- Equinix buys IO’s UK business for an undisclosed sum in order to meet the growing demands for capacity in the region.
“Kao adopted a collaborative and shared risk approach to delivery, which in the light of recent high-profile failures in the construction sector, has strongly positioned both us and our partners well for the future phases of the development.”
Goldacre Ventures invested in the campus in 2014 and its chief executive and founder, David Bloom, said it is rare for a company to enter the wholesale datacentre market as Kao has done. “The barriers to entry are simply too high given the funding requirement and the lack of suitable sites with sufficient owned power, land and connectivity,” he said.

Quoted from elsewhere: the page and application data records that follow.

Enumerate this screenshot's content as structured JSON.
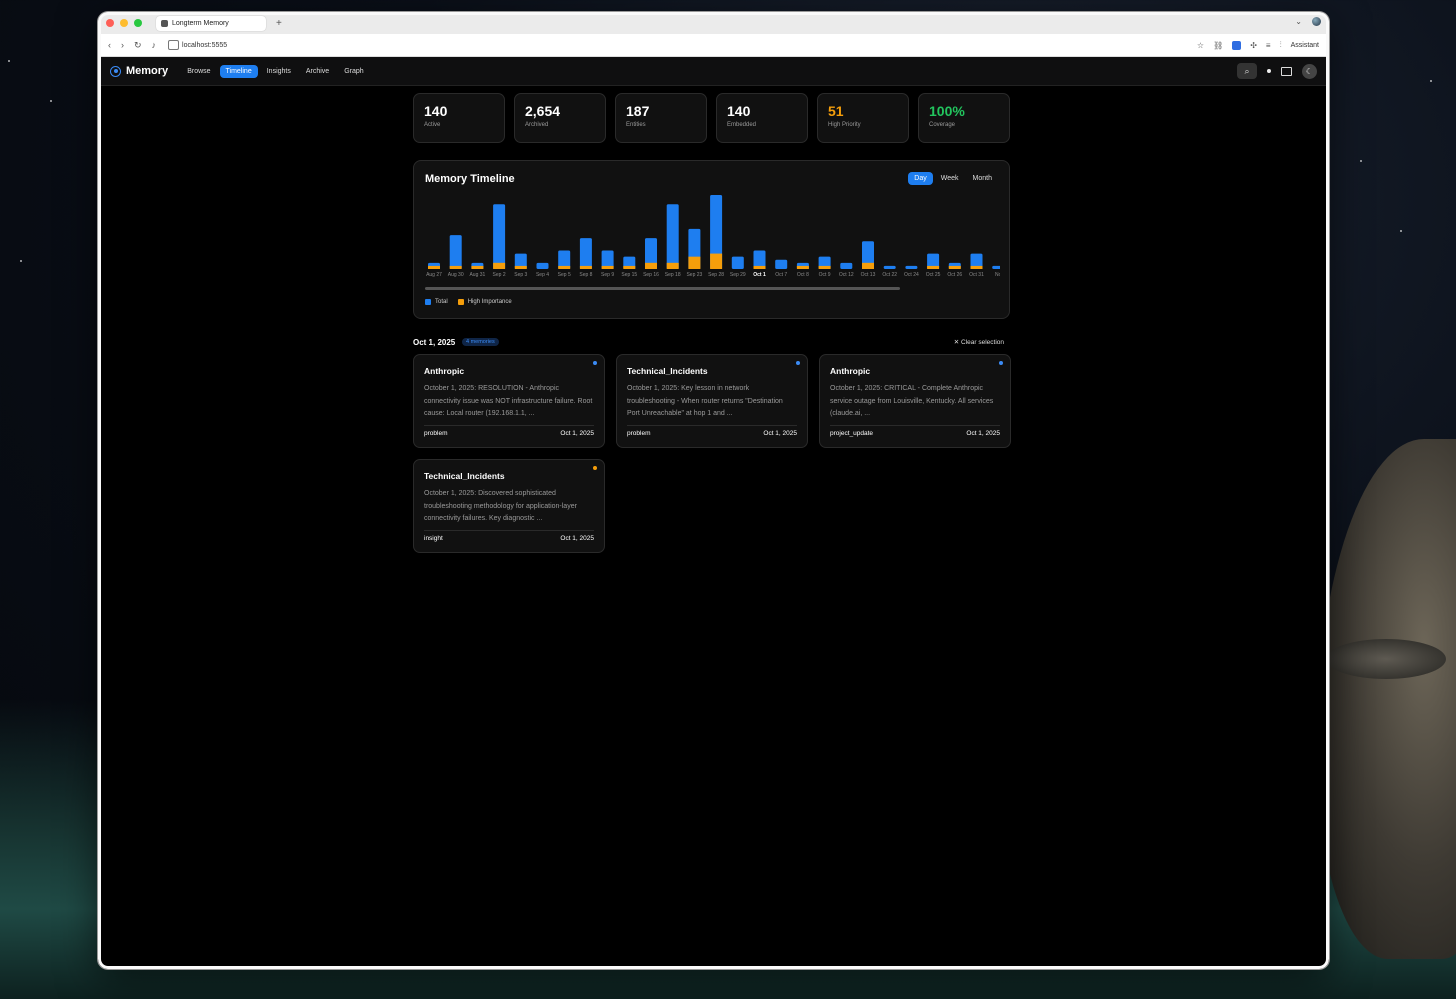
{
  "browser": {
    "tab_title": "Longterm Memory",
    "new_tab": "+",
    "url": "localhost:5555",
    "assistant_label": "Assistant"
  },
  "app": {
    "brand": "Memory",
    "nav": [
      "Browse",
      "Timeline",
      "Insights",
      "Archive",
      "Graph"
    ],
    "active_nav": "Timeline"
  },
  "stats": [
    {
      "value": "140",
      "label": "Active",
      "color": "#ffffff"
    },
    {
      "value": "2,654",
      "label": "Archived",
      "color": "#ffffff"
    },
    {
      "value": "187",
      "label": "Entities",
      "color": "#ffffff"
    },
    {
      "value": "140",
      "label": "Embedded",
      "color": "#ffffff"
    },
    {
      "value": "51",
      "label": "High Priority",
      "color": "#f59e0b"
    },
    {
      "value": "100%",
      "label": "Coverage",
      "color": "#22c55e"
    }
  ],
  "timeline": {
    "title": "Memory Timeline",
    "ranges": [
      "Day",
      "Week",
      "Month"
    ],
    "active_range": "Day",
    "legend": [
      {
        "label": "Total",
        "color": "#1e7ef0"
      },
      {
        "label": "High Importance",
        "color": "#f59e0b"
      }
    ]
  },
  "chart_data": {
    "type": "bar",
    "stacked": true,
    "categories": [
      "Aug 27",
      "Aug 30",
      "Aug 31",
      "Sep 2",
      "Sep 3",
      "Sep 4",
      "Sep 5",
      "Sep 8",
      "Sep 9",
      "Sep 15",
      "Sep 16",
      "Sep 18",
      "Sep 23",
      "Sep 28",
      "Sep 29",
      "Oct 1",
      "Oct 7",
      "Oct 8",
      "Oct 9",
      "Oct 12",
      "Oct 13",
      "Oct 22",
      "Oct 24",
      "Oct 25",
      "Oct 26",
      "Oct 31",
      "No"
    ],
    "series": [
      {
        "name": "Total",
        "values": [
          2,
          11,
          2,
          21,
          5,
          2,
          6,
          10,
          6,
          4,
          10,
          21,
          13,
          24,
          4,
          6,
          3,
          2,
          4,
          2,
          9,
          1,
          1,
          5,
          2,
          5,
          1
        ]
      },
      {
        "name": "High Importance",
        "values": [
          1,
          1,
          1,
          2,
          1,
          0,
          1,
          1,
          1,
          1,
          2,
          2,
          4,
          5,
          0,
          1,
          0,
          1,
          1,
          0,
          2,
          0,
          0,
          1,
          1,
          1,
          0
        ]
      }
    ],
    "highlighted_category": "Oct 1",
    "title": "",
    "xlabel": "",
    "ylabel": ""
  },
  "selection": {
    "date": "Oct 1, 2025",
    "count_badge": "4 memories",
    "clear_label": "Clear selection"
  },
  "cards": [
    {
      "title": "Anthropic",
      "text": "October 1, 2025: RESOLUTION - Anthropic connectivity issue was NOT infrastructure failure. Root cause: Local router (192.168.1.1, ...",
      "tag": "problem",
      "date": "Oct 1, 2025",
      "dot_color": "#3b8bf5"
    },
    {
      "title": "Technical_Incidents",
      "text": "October 1, 2025: Key lesson in network troubleshooting - When router returns \"Destination Port Unreachable\" at hop 1 and ...",
      "tag": "problem",
      "date": "Oct 1, 2025",
      "dot_color": "#3b8bf5"
    },
    {
      "title": "Anthropic",
      "text": "October 1, 2025: CRITICAL - Complete Anthropic service outage from Louisville, Kentucky. All services (claude.ai, ...",
      "tag": "project_update",
      "date": "Oct 1, 2025",
      "dot_color": "#3b8bf5"
    },
    {
      "title": "Technical_Incidents",
      "text": "October 1, 2025: Discovered sophisticated troubleshooting methodology for application-layer connectivity failures. Key diagnostic ...",
      "tag": "insight",
      "date": "Oct 1, 2025",
      "dot_color": "#f59e0b"
    }
  ]
}
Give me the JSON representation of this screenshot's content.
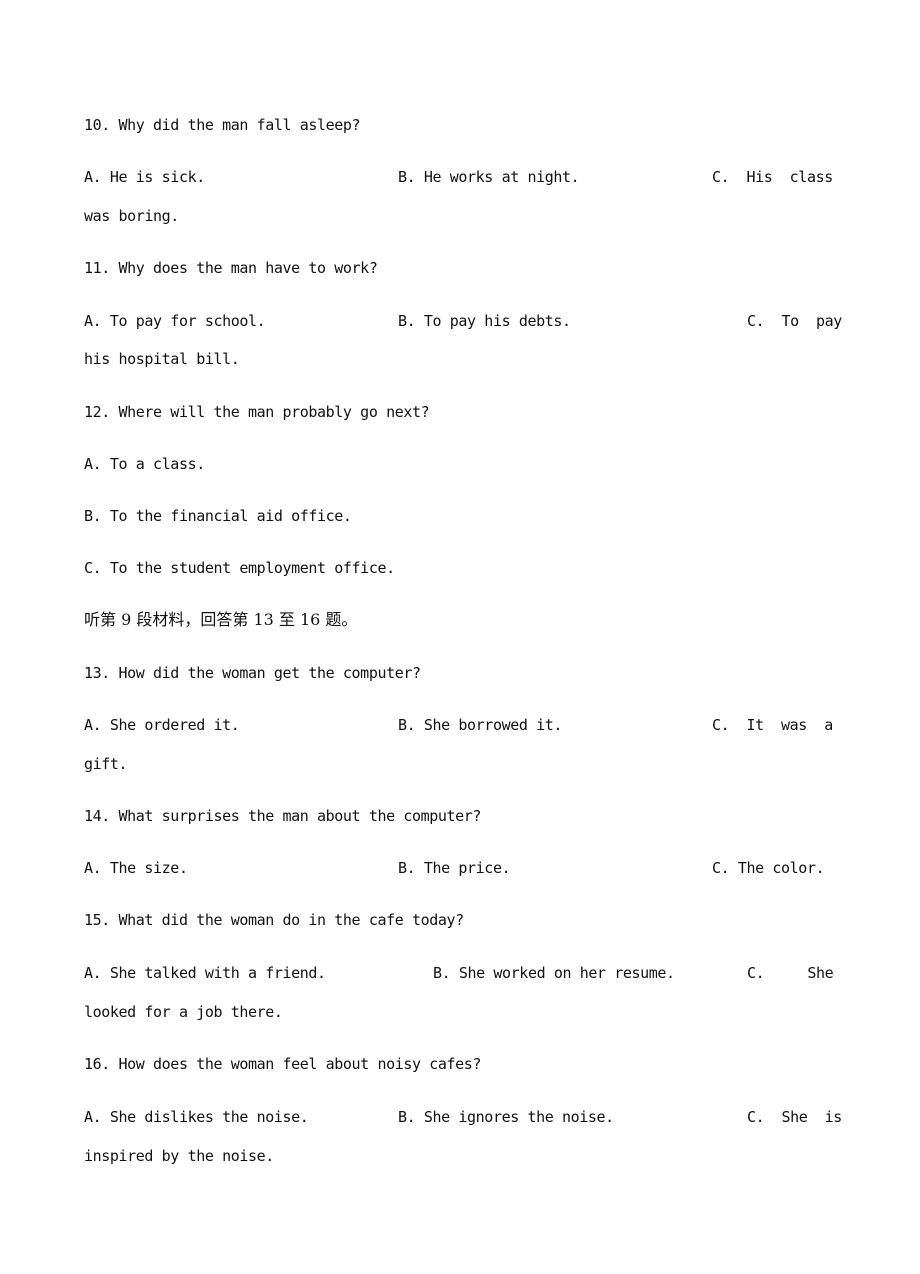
{
  "document": {
    "q10": {
      "question": "10. Why did the man fall asleep?",
      "a": "A. He is sick.",
      "b": "B. He works at night.",
      "c_line1": "C.  His  class",
      "c_line2": "was boring."
    },
    "q11": {
      "question": "11. Why does the man have to work?",
      "a": "A. To pay for school.",
      "b": "B. To pay his debts.",
      "c_line1": "C.  To  pay",
      "c_line2": "his hospital bill."
    },
    "q12": {
      "question": "12. Where will the man probably go next?",
      "a": "A. To a class.",
      "b": "B. To the financial aid office.",
      "c": "C. To the student employment office."
    },
    "section_instruction": "听第 9 段材料，回答第 13 至 16 题。",
    "q13": {
      "question": "13. How did the woman get the computer?",
      "a": "A. She ordered it.",
      "b": "B. She borrowed it.",
      "c_line1": "C.  It  was  a",
      "c_line2": "gift."
    },
    "q14": {
      "question": "14. What surprises the man about the computer?",
      "a": "A. The size.",
      "b": "B. The price.",
      "c": "C. The color."
    },
    "q15": {
      "question": "15. What did the woman do in the cafe today?",
      "a": "A. She talked with a friend.",
      "b": "B. She worked on her resume.",
      "c_line1": "C.     She",
      "c_line2": "looked for a job there."
    },
    "q16": {
      "question": "16. How does the woman feel about noisy cafes?",
      "a": "A. She dislikes the noise.",
      "b": "B. She ignores the noise.",
      "c_line1": "C.  She  is",
      "c_line2": "inspired by the noise."
    }
  }
}
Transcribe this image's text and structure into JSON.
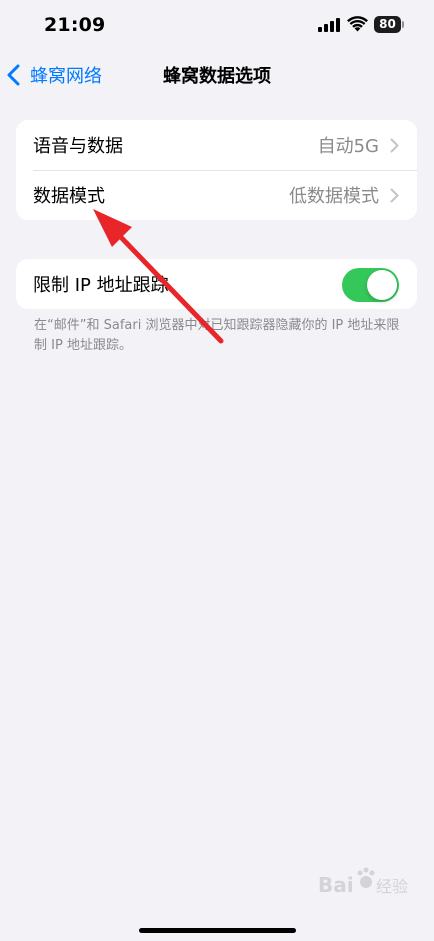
{
  "status_bar": {
    "time": "21:09",
    "battery": "80",
    "icons": [
      "signal-icon",
      "wifi-icon",
      "battery-icon"
    ]
  },
  "nav": {
    "back_label": "蜂窝网络",
    "title": "蜂窝数据选项"
  },
  "groups": [
    {
      "rows": [
        {
          "label": "语音与数据",
          "value": "自动5G"
        },
        {
          "label": "数据模式",
          "value": "低数据模式"
        }
      ]
    },
    {
      "rows": [
        {
          "label": "限制 IP 地址跟踪",
          "toggle_on": true
        }
      ],
      "footnote": "在“邮件”和 Safari 浏览器中对已知跟踪器隐藏你的 IP 地址来限制 IP 地址跟踪。"
    }
  ],
  "annotation": {
    "type": "red-arrow",
    "color": "#e8262a",
    "points_to": "数据模式"
  },
  "colors": {
    "accent": "#007aff",
    "toggle_on": "#34c759",
    "background": "#f2f2f7",
    "secondary_text": "#8a8a8e"
  }
}
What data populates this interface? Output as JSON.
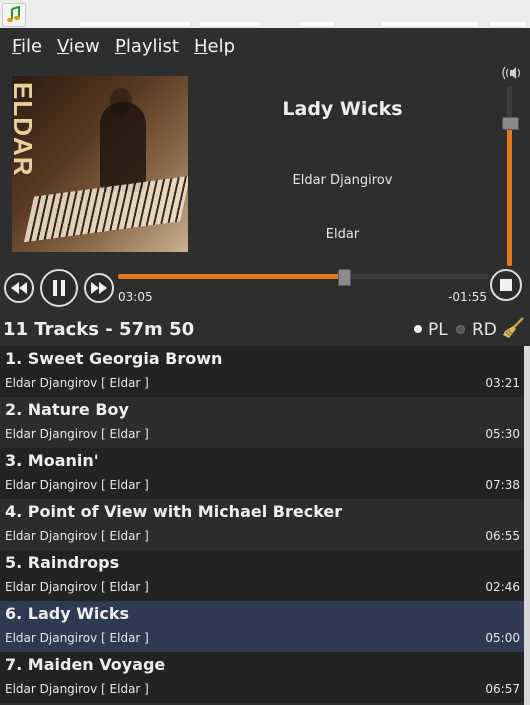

For these reasons, in recent years, major colocation providers such as Equinix, Digital Realty and NTT have chosen to acquire other players to increase their market share. The Synergy Research Group found that the growth rate for these companies was 28% year on year in 2016, with acquisitions playing an important role.